Of the 5,000 or so species of native plants in Texas, approximately 2,700 species* can be considered wildflowers. These are the herbaceous wild flowering plants not including grasses, sedges, rushes, trees, shrubs, some cacti, and plants with small flowers that aren’t showy and wouldn’t be commonly called “wildflowers.”

The botanical name for bluebonnets, Lupinus, comes from the Latin word for wolf.

Indian paintbrushes are hemiparasitic, digging their roots into neighboring plants to steal nutrients.

Incas believed that sunflowers were the physical manifestation of the Sun God on Earth.

Blue-eyed grass is not really a grass. It is actually one of the smallest members of Iridaceae, the iris family.
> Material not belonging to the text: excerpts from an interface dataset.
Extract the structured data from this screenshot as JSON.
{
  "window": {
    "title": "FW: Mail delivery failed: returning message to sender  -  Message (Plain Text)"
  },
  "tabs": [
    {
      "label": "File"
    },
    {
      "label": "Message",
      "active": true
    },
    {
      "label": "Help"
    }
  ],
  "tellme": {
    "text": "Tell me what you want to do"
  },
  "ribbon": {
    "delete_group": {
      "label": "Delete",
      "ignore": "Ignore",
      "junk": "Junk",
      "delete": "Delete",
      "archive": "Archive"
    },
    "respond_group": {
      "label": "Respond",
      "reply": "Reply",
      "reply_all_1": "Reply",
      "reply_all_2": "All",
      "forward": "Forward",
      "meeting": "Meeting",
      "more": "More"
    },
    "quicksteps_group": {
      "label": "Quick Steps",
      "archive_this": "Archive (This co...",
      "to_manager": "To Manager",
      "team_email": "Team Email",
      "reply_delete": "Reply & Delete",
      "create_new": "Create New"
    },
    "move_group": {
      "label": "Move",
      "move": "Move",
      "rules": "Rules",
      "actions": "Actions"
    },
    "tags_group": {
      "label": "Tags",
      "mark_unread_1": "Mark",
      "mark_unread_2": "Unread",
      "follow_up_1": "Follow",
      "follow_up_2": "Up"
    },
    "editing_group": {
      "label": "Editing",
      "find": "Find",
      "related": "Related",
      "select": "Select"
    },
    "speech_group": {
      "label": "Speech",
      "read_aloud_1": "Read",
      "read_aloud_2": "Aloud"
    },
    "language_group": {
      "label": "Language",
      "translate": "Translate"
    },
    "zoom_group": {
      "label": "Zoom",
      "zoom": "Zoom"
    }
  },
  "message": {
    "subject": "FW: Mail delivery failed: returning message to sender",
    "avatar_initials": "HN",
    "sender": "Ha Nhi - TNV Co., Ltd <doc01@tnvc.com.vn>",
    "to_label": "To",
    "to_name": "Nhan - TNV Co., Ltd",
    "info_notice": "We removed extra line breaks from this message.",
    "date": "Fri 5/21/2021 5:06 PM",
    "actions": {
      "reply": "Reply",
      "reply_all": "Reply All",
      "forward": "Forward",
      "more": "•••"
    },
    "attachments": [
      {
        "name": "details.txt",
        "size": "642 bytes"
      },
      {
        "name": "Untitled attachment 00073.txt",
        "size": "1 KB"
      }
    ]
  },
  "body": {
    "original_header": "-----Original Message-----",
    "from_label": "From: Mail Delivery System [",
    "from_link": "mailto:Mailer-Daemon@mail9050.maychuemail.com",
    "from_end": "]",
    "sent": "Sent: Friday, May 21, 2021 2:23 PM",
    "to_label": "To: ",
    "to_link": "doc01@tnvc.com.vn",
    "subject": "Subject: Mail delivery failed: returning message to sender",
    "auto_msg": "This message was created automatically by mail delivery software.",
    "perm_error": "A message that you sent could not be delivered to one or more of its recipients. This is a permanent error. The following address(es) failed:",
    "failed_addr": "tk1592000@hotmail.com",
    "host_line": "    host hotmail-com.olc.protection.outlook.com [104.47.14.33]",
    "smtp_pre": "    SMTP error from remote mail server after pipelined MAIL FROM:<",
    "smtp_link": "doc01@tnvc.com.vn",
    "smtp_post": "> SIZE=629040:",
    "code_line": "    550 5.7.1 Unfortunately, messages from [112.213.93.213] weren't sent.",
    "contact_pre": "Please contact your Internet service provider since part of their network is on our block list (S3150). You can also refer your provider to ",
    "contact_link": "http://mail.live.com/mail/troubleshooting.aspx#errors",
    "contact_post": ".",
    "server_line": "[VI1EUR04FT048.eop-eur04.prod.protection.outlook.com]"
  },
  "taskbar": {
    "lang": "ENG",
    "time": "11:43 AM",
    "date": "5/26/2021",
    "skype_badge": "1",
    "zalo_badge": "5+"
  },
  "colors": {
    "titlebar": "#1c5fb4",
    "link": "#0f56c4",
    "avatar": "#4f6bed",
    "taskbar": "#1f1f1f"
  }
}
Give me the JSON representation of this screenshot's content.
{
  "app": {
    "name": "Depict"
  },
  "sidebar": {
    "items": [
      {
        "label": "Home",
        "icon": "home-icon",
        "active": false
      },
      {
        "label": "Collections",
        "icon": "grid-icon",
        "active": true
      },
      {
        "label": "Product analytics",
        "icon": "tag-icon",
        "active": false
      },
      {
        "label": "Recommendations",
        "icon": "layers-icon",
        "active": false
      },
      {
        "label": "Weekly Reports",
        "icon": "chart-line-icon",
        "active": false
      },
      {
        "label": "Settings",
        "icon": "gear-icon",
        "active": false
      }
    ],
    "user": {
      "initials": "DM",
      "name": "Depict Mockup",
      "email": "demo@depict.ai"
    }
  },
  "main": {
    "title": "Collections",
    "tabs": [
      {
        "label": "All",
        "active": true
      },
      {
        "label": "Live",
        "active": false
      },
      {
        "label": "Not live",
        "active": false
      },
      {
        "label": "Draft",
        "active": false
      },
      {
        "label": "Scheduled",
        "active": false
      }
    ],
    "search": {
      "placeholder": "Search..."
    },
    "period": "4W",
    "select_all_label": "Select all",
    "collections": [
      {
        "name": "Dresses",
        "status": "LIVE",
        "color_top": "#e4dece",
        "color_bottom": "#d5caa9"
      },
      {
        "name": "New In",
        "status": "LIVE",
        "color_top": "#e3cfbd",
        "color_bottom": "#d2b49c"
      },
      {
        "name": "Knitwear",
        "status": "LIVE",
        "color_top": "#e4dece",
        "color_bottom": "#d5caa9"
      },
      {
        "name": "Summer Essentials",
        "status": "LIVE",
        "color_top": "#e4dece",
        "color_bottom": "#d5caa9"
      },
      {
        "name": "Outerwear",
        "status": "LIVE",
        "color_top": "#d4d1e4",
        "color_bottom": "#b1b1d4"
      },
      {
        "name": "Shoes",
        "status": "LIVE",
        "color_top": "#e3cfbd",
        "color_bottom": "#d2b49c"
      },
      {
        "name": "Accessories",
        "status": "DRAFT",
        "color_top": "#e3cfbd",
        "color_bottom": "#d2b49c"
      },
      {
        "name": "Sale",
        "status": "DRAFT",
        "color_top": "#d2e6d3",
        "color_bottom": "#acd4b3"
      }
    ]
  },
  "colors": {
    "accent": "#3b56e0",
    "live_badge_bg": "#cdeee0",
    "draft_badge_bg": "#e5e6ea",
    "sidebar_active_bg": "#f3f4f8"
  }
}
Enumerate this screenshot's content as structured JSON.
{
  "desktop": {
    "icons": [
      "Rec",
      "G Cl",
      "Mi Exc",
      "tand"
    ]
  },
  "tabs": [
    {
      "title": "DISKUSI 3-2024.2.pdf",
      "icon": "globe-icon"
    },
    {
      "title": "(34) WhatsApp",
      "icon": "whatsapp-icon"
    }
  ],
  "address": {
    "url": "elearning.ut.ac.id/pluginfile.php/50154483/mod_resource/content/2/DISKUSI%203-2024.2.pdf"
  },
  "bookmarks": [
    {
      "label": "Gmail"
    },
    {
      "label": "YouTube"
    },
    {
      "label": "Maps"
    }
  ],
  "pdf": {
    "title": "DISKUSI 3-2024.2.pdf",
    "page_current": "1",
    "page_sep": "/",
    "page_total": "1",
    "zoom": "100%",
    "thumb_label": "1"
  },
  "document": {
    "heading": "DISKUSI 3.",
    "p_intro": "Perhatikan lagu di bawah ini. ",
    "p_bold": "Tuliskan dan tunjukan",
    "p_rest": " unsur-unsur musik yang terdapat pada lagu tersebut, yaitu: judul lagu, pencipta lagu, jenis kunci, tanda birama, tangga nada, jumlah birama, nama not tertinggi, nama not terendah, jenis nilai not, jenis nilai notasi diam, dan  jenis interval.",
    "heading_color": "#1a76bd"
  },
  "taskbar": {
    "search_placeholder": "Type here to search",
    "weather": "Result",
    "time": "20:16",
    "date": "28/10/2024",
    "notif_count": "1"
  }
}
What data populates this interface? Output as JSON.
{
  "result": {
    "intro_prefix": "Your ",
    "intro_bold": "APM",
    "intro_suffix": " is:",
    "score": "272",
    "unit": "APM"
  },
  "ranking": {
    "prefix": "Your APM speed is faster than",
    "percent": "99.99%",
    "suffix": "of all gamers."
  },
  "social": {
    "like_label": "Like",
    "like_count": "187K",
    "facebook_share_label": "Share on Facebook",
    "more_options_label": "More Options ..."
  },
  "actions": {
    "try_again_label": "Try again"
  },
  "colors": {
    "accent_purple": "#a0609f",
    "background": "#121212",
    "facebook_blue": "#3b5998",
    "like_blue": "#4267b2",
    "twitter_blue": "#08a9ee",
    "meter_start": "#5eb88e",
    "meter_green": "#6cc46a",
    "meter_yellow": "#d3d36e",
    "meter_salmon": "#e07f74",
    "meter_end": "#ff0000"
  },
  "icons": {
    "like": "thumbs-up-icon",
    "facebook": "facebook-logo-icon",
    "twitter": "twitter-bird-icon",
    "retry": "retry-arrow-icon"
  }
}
The word “phlox” is Greek and means “flame,” which was used to describe the color of these flowers.

Early pioneers would stuff their bedding with tickseed (Coreopsis tinctora) to help repel fleas, bedbugs and lice.

There are five species of bluebonnets recognized as Texas’ state flower.

*Wildflower number taken from H.W. Rickett’s “Wild Flowers of the United States” Volume 3, Part 1.